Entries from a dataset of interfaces
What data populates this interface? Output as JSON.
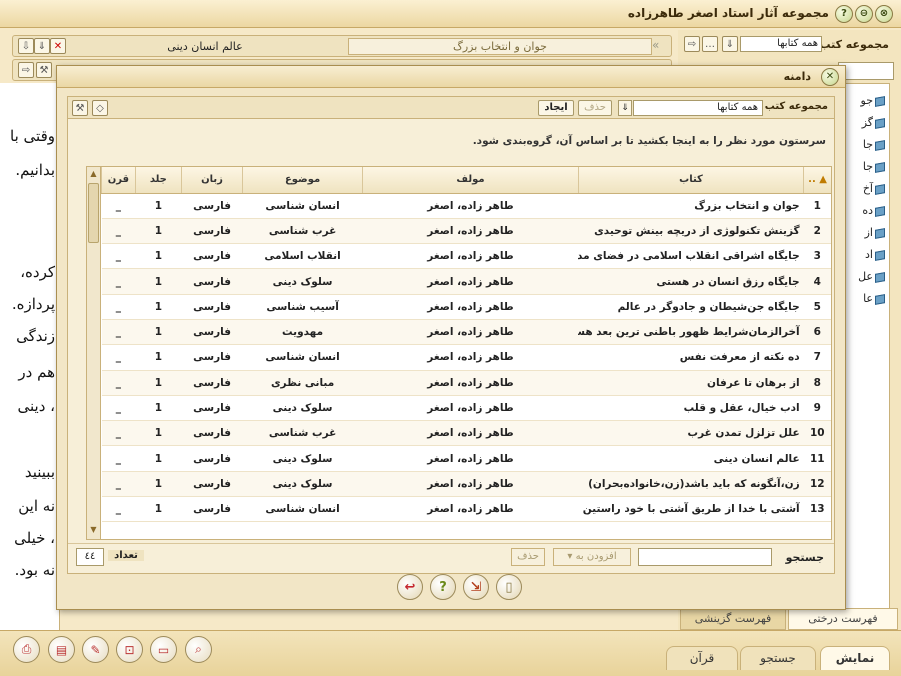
{
  "app": {
    "title": "مجموعه آثار استاد اصغر طاهرزاده",
    "window_buttons": [
      "⊗",
      "⊖",
      "?"
    ]
  },
  "reader": {
    "active_tab": "جوان و انتخاب بزرگ",
    "current_title": "عالم انسان دینی",
    "page_fragments": [
      "وقتی با",
      "بدانیم.",
      "کرده،",
      "پردازه.",
      "زندگی",
      "هم در",
      "، دینی",
      "ببینید",
      "نه این",
      "، خیلی",
      "نه بود."
    ]
  },
  "side_panel": {
    "title": "مجموعه کتب",
    "combo_value": "همه کتابها",
    "items": [
      "جو",
      "گز",
      "جا",
      "جا",
      "آخ",
      "ده",
      "از",
      "اد",
      "عل",
      "عا"
    ],
    "tabs": [
      "فهرست درختی",
      "فهرست گزينشی"
    ]
  },
  "bottom": {
    "tabs": [
      "نمایش",
      "جستجو",
      "قرآن"
    ]
  },
  "dialog": {
    "title": "دامنه",
    "collection_label": "مجموعه کتب",
    "collection_value": "همه کتابها",
    "create_label": "ایجاد",
    "delete_label": "حذف",
    "hint": "سرستون مورد نظر را به اینجا بکشید تا بر اساس آن، گروه‌بندی شود.",
    "columns": {
      "sort": "▲ ..",
      "book": "کتاب",
      "author": "مولف",
      "topic": "موضوع",
      "lang": "زبان",
      "vol": "جلد",
      "quran": "قرن"
    },
    "rows": [
      {
        "n": "1",
        "book": "جوان و انتخاب بزرگ",
        "author": "طاهر زاده، اصغر",
        "topic": "انسان شناسی",
        "lang": "فارسی",
        "vol": "1",
        "quran": "_"
      },
      {
        "n": "2",
        "book": "گزینش تکنولوژی از دریچه بینش توحیدی",
        "author": "طاهر زاده، اصغر",
        "topic": "غرب شناسی",
        "lang": "فارسی",
        "vol": "1",
        "quran": "_"
      },
      {
        "n": "3",
        "book": "جایگاه اشراقی انقلاب اسلامی در فضای مدرنیسم",
        "author": "طاهر زاده، اصغر",
        "topic": "انقلاب اسلامی",
        "lang": "فارسی",
        "vol": "1",
        "quran": "_"
      },
      {
        "n": "4",
        "book": "جایگاه رزق انسان در هستی",
        "author": "طاهر زاده، اصغر",
        "topic": "سلوک دینی",
        "lang": "فارسی",
        "vol": "1",
        "quran": "_"
      },
      {
        "n": "5",
        "book": "جایگاه جن‌شیطان و جادوگر در عالم",
        "author": "طاهر زاده، اصغر",
        "topic": "آسیب شناسی",
        "lang": "فارسی",
        "vol": "1",
        "quran": "_"
      },
      {
        "n": "6",
        "book": "آخرالزمان‌شرایط ظهور باطنی ترین بعد هستی",
        "author": "طاهر زاده، اصغر",
        "topic": "مهدویت",
        "lang": "فارسی",
        "vol": "1",
        "quran": "_"
      },
      {
        "n": "7",
        "book": "ده نکته از معرفت نفس",
        "author": "طاهر زاده، اصغر",
        "topic": "انسان شناسی",
        "lang": "فارسی",
        "vol": "1",
        "quran": "_"
      },
      {
        "n": "8",
        "book": "از برهان تا عرفان",
        "author": "طاهر زاده، اصغر",
        "topic": "مبانی نظری",
        "lang": "فارسی",
        "vol": "1",
        "quran": "_"
      },
      {
        "n": "9",
        "book": "ادب خیال، عقل و قلب",
        "author": "طاهر زاده، اصغر",
        "topic": "سلوک دینی",
        "lang": "فارسی",
        "vol": "1",
        "quran": "_"
      },
      {
        "n": "10",
        "book": "علل تزلزل تمدن غرب",
        "author": "طاهر زاده، اصغر",
        "topic": "غرب شناسی",
        "lang": "فارسی",
        "vol": "1",
        "quran": "_"
      },
      {
        "n": "11",
        "book": "عالم انسان دینی",
        "author": "طاهر زاده، اصغر",
        "topic": "سلوک دینی",
        "lang": "فارسی",
        "vol": "1",
        "quran": "_"
      },
      {
        "n": "12",
        "book": "زن،آنگونه که باید باشد(زن،خانواده‌بحران)",
        "author": "طاهر زاده، اصغر",
        "topic": "سلوک دینی",
        "lang": "فارسی",
        "vol": "1",
        "quran": "_"
      },
      {
        "n": "13",
        "book": "آشتی با خدا از طریق آشتی با خود راستین",
        "author": "طاهر زاده، اصغر",
        "topic": "انسان شناسی",
        "lang": "فارسی",
        "vol": "1",
        "quran": "_"
      }
    ],
    "search_label": "جستجو",
    "add_to_label": "افزودن به ▾",
    "footer_delete_label": "حذف",
    "count_label": "تعداد",
    "count_value": "٤٤"
  }
}
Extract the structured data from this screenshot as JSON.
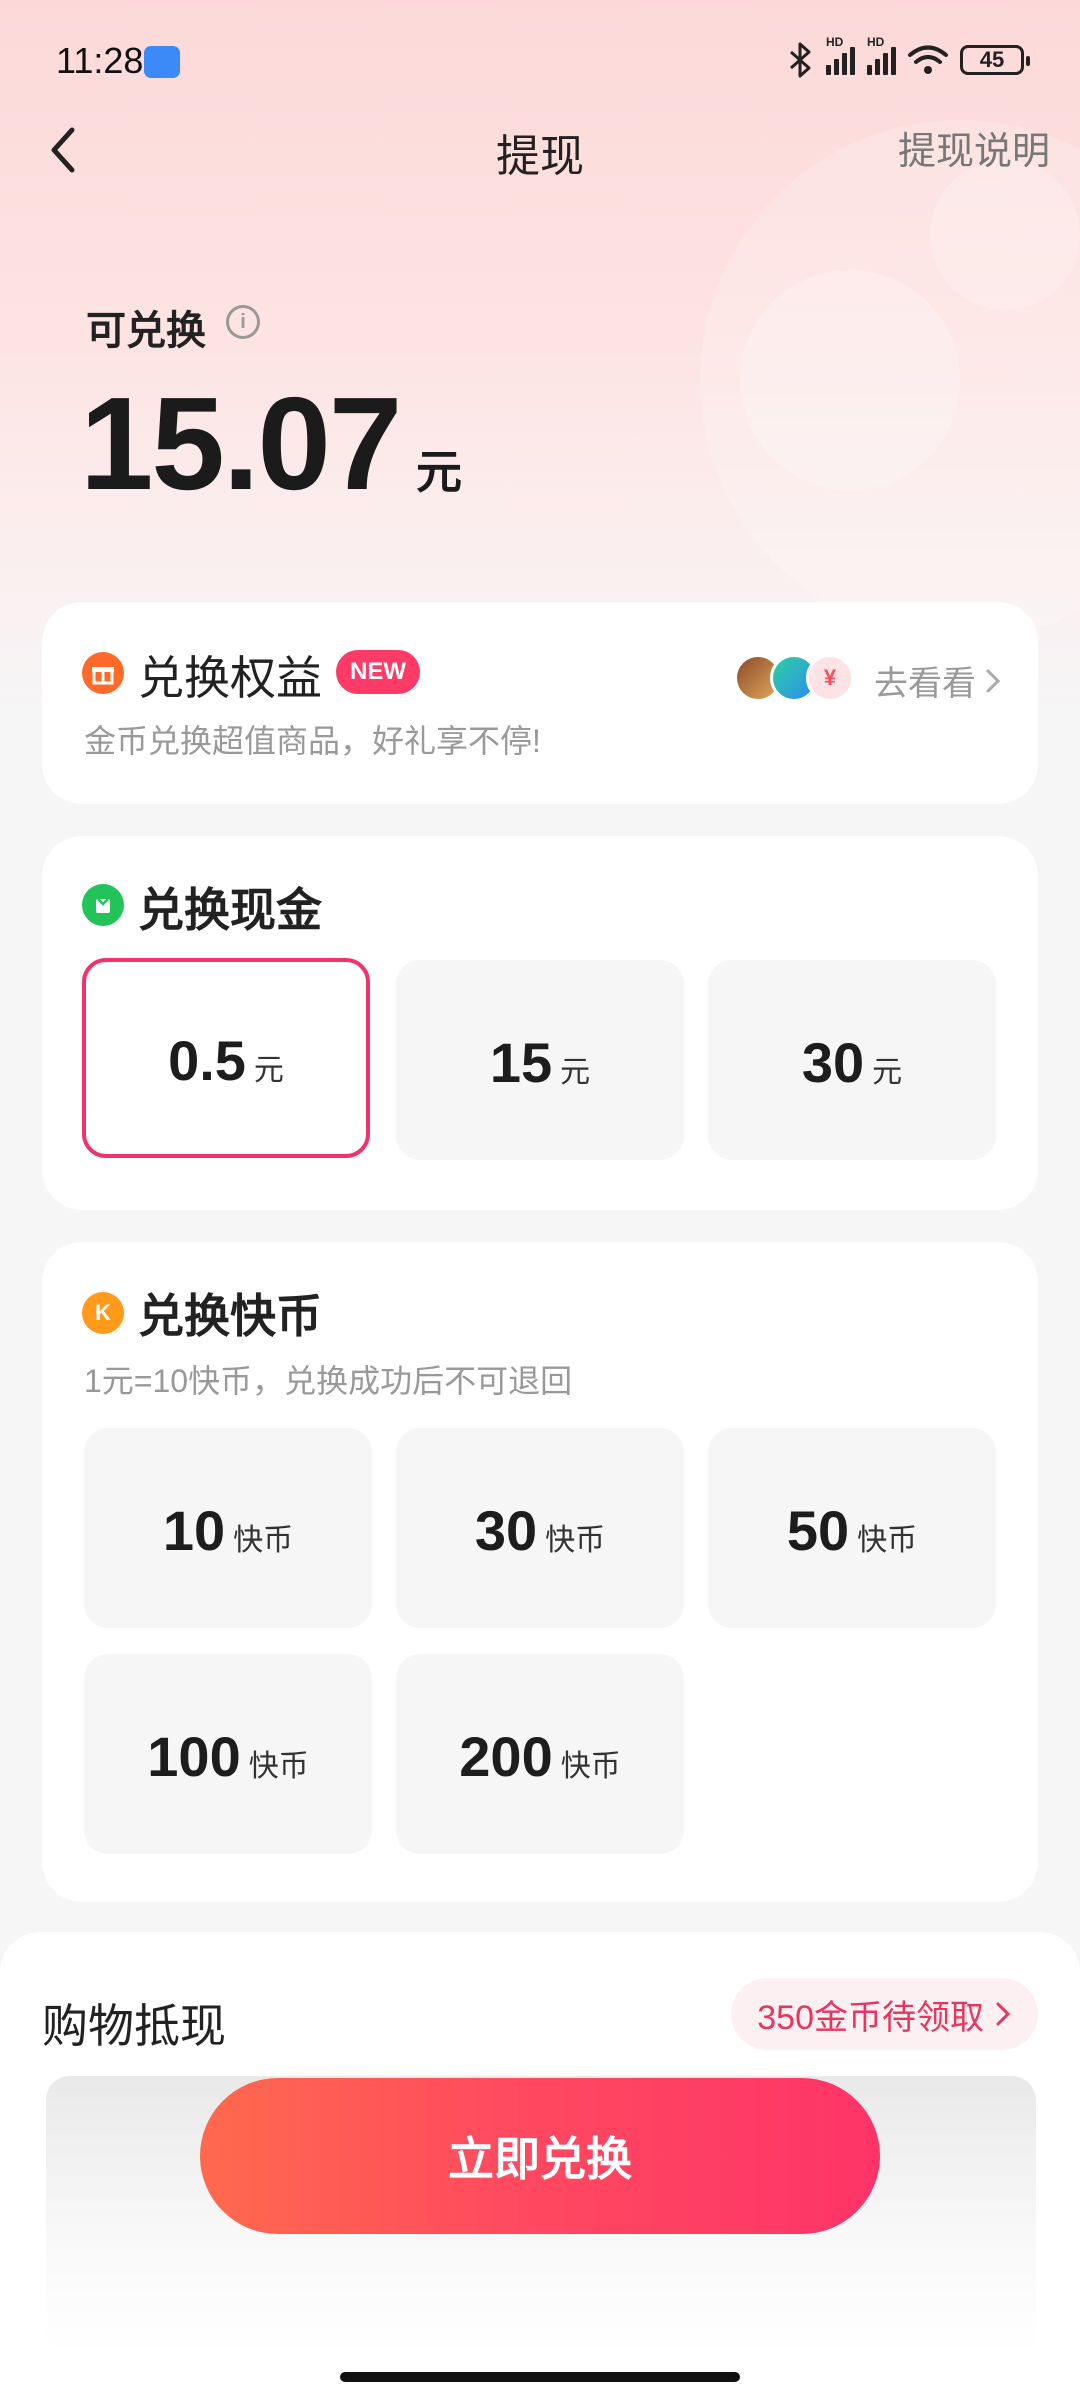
{
  "status_bar": {
    "time": "11:28",
    "battery": "45",
    "hd1": "HD",
    "hd2": "HD"
  },
  "header": {
    "title": "提现",
    "help_link": "提现说明"
  },
  "balance": {
    "label": "可兑换",
    "value": "15.07",
    "unit": "元"
  },
  "benefits": {
    "title": "兑换权益",
    "badge": "NEW",
    "subtitle": "金币兑换超值商品，好礼享不停!",
    "link": "去看看",
    "coin_symbol": "¥"
  },
  "cash": {
    "title": "兑换现金",
    "options": [
      {
        "amount": "0.5",
        "unit": "元",
        "selected": true
      },
      {
        "amount": "15",
        "unit": "元",
        "selected": false
      },
      {
        "amount": "30",
        "unit": "元",
        "selected": false
      }
    ]
  },
  "kcoin": {
    "title": "兑换快币",
    "icon_letter": "K",
    "subtitle": "1元=10快币，兑换成功后不可退回",
    "options": [
      {
        "amount": "10",
        "unit": "快币"
      },
      {
        "amount": "30",
        "unit": "快币"
      },
      {
        "amount": "50",
        "unit": "快币"
      },
      {
        "amount": "100",
        "unit": "快币"
      },
      {
        "amount": "200",
        "unit": "快币"
      }
    ]
  },
  "shopping": {
    "title": "购物抵现",
    "coins_pending": "350金币待领取"
  },
  "primary_action": {
    "label": "立即兑换"
  },
  "colors": {
    "accent": "#fe3468",
    "selected_border": "#f2336a",
    "cash_icon": "#22c45a",
    "gift_icon": "#ff6a2b",
    "kcoin_icon": "#ff9a1a"
  }
}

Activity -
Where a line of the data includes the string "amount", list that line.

Response to the task -
        "amount": "0.5",
        "amount": "15",
        "amount": "30",
        "amount": "10",
        "amount": "30",
        "amount": "50",
        "amount": "100",
        "amount": "200",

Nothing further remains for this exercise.